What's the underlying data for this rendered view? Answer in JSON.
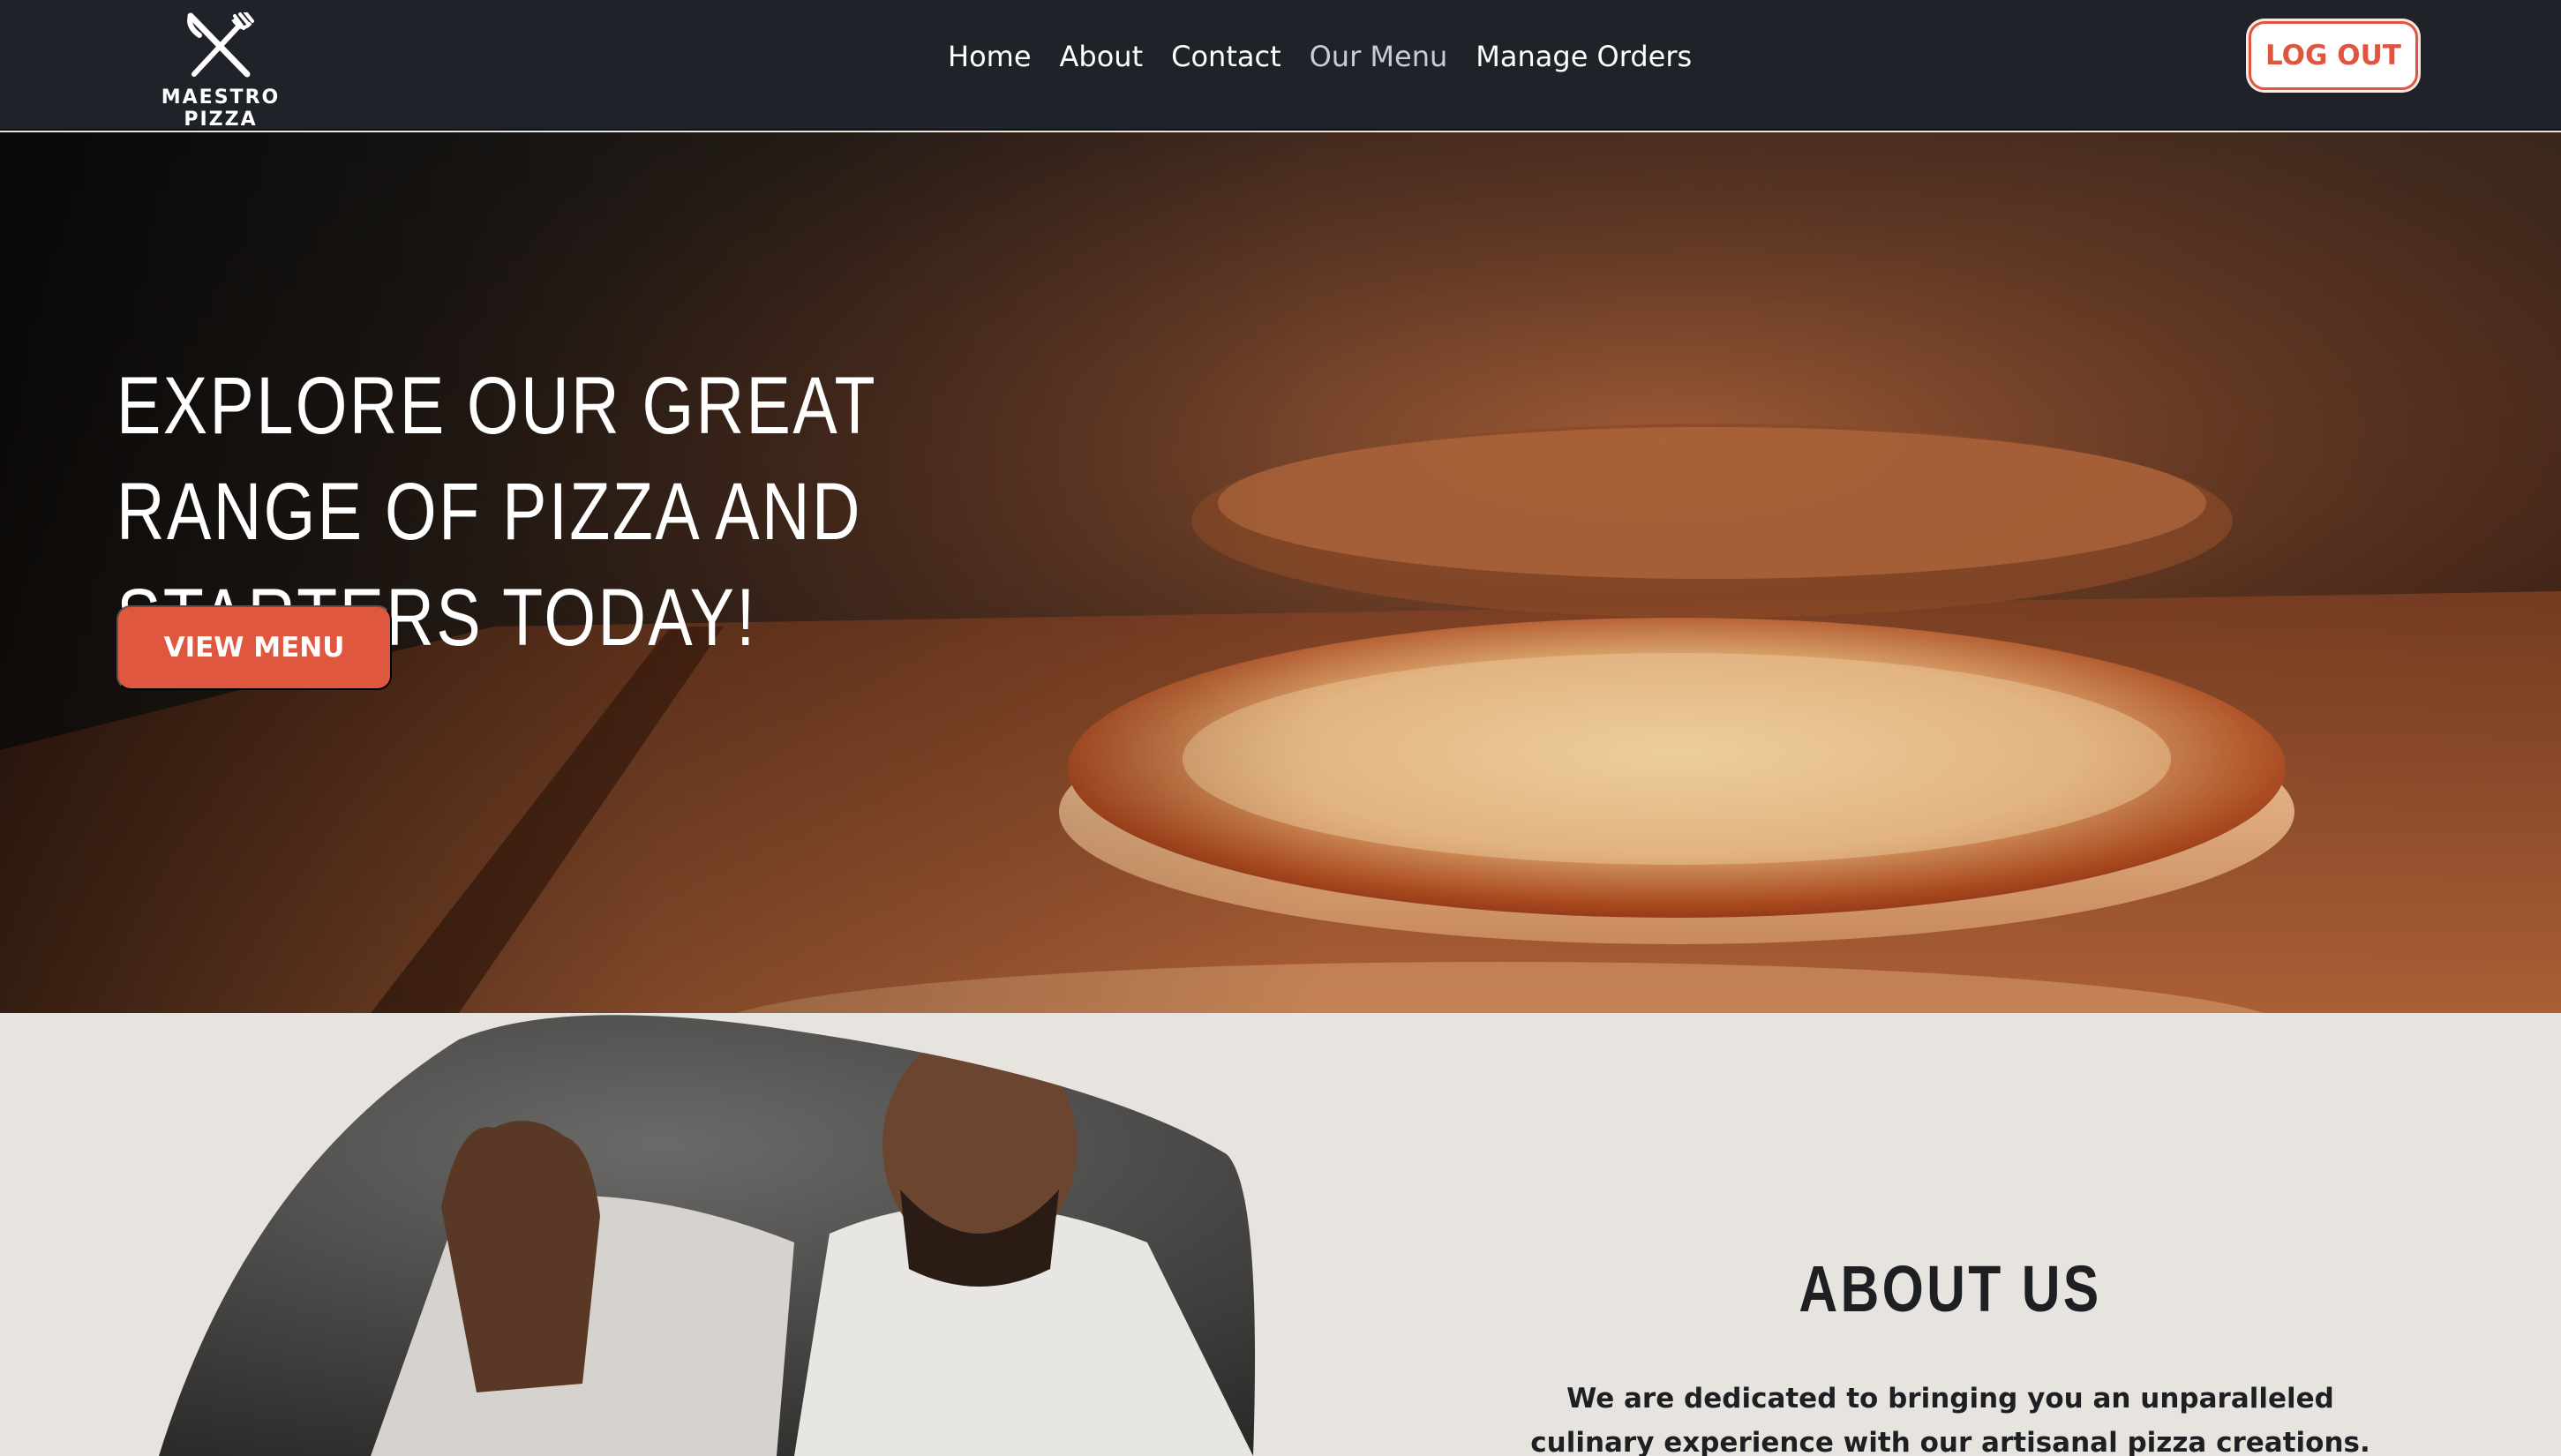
{
  "brand": {
    "name": "MAESTRO PIZZA"
  },
  "nav": {
    "items": [
      {
        "label": "Home",
        "active": false
      },
      {
        "label": "About",
        "active": false
      },
      {
        "label": "Contact",
        "active": false
      },
      {
        "label": "Our Menu",
        "active": true
      },
      {
        "label": "Manage Orders",
        "active": false
      }
    ],
    "logout_label": "LOG OUT"
  },
  "hero": {
    "title": "EXPLORE OUR GREAT RANGE OF PIZZA AND STARTERS TODAY!",
    "cta_label": "VIEW MENU"
  },
  "about": {
    "title": "ABOUT US",
    "text": "We are dedicated to bringing you an unparalleled culinary experience with our artisanal pizza creations."
  },
  "colors": {
    "navbar_bg": "#1f2329",
    "accent": "#e0573f",
    "section_bg": "#e7e4df",
    "active_nav": "#c9ccd1"
  },
  "icons": {
    "logo": "crossed-knife-fork-icon"
  }
}
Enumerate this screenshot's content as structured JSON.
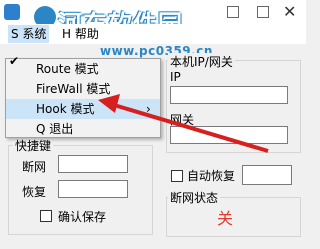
{
  "menubar": {
    "items": [
      "S 系统",
      "H 帮助"
    ]
  },
  "watermark": {
    "site_name": "河东软件园",
    "url": "www.pc0359.cn"
  },
  "dropdown": {
    "items": [
      {
        "label": "Route 模式"
      },
      {
        "label": "FireWall 模式"
      },
      {
        "label": "Hook 模式",
        "submenu_glyph": "›"
      },
      {
        "label": "Q 退出"
      }
    ]
  },
  "group_ip": {
    "title": "本机IP/网关",
    "ip_label": "IP",
    "gateway_label": "网关",
    "ip_value": "",
    "gateway_value": ""
  },
  "group_hotkey": {
    "title": "快捷键",
    "disconnect_label": "断网",
    "restore_label": "恢复",
    "disconnect_value": "",
    "restore_value": "",
    "confirm_save_label": "确认保存"
  },
  "auto_restore": {
    "label": "自动恢复",
    "value": ""
  },
  "net_status": {
    "title": "断网状态",
    "value": "关"
  },
  "colors": {
    "status_text": "#e23b2e",
    "highlight": "#cce4f7",
    "arrow": "#d62020",
    "watermark": "#2b86c5"
  }
}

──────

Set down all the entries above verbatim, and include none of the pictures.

## Response to the exercise
What's the underlying data for this rendered view? Answer in JSON.
{
  "brand": {
    "name": "MAESTRO PIZZA"
  },
  "nav": {
    "items": [
      {
        "label": "Home",
        "active": false
      },
      {
        "label": "About",
        "active": false
      },
      {
        "label": "Contact",
        "active": false
      },
      {
        "label": "Our Menu",
        "active": true
      },
      {
        "label": "Manage Orders",
        "active": false
      }
    ],
    "logout_label": "LOG OUT"
  },
  "hero": {
    "title": "EXPLORE OUR GREAT RANGE OF PIZZA AND STARTERS TODAY!",
    "cta_label": "VIEW MENU"
  },
  "about": {
    "title": "ABOUT US",
    "text": "We are dedicated to bringing you an unparalleled culinary experience with our artisanal pizza creations."
  },
  "colors": {
    "navbar_bg": "#1f2329",
    "accent": "#e0573f",
    "section_bg": "#e7e4df",
    "active_nav": "#c9ccd1"
  },
  "icons": {
    "logo": "crossed-knife-fork-icon"
  }
}
Enumerate this screenshot's content as structured JSON.
{
  "menubar": {
    "items": [
      "S 系统",
      "H 帮助"
    ]
  },
  "watermark": {
    "site_name": "河东软件园",
    "url": "www.pc0359.cn"
  },
  "dropdown": {
    "items": [
      {
        "label": "Route 模式"
      },
      {
        "label": "FireWall 模式"
      },
      {
        "label": "Hook 模式",
        "submenu_glyph": "›"
      },
      {
        "label": "Q 退出"
      }
    ]
  },
  "group_ip": {
    "title": "本机IP/网关",
    "ip_label": "IP",
    "gateway_label": "网关",
    "ip_value": "",
    "gateway_value": ""
  },
  "group_hotkey": {
    "title": "快捷键",
    "disconnect_label": "断网",
    "restore_label": "恢复",
    "disconnect_value": "",
    "restore_value": "",
    "confirm_save_label": "确认保存"
  },
  "auto_restore": {
    "label": "自动恢复",
    "value": ""
  },
  "net_status": {
    "title": "断网状态",
    "value": "关"
  },
  "colors": {
    "status_text": "#e23b2e",
    "highlight": "#cce4f7",
    "arrow": "#d62020",
    "watermark": "#2b86c5"
  }
}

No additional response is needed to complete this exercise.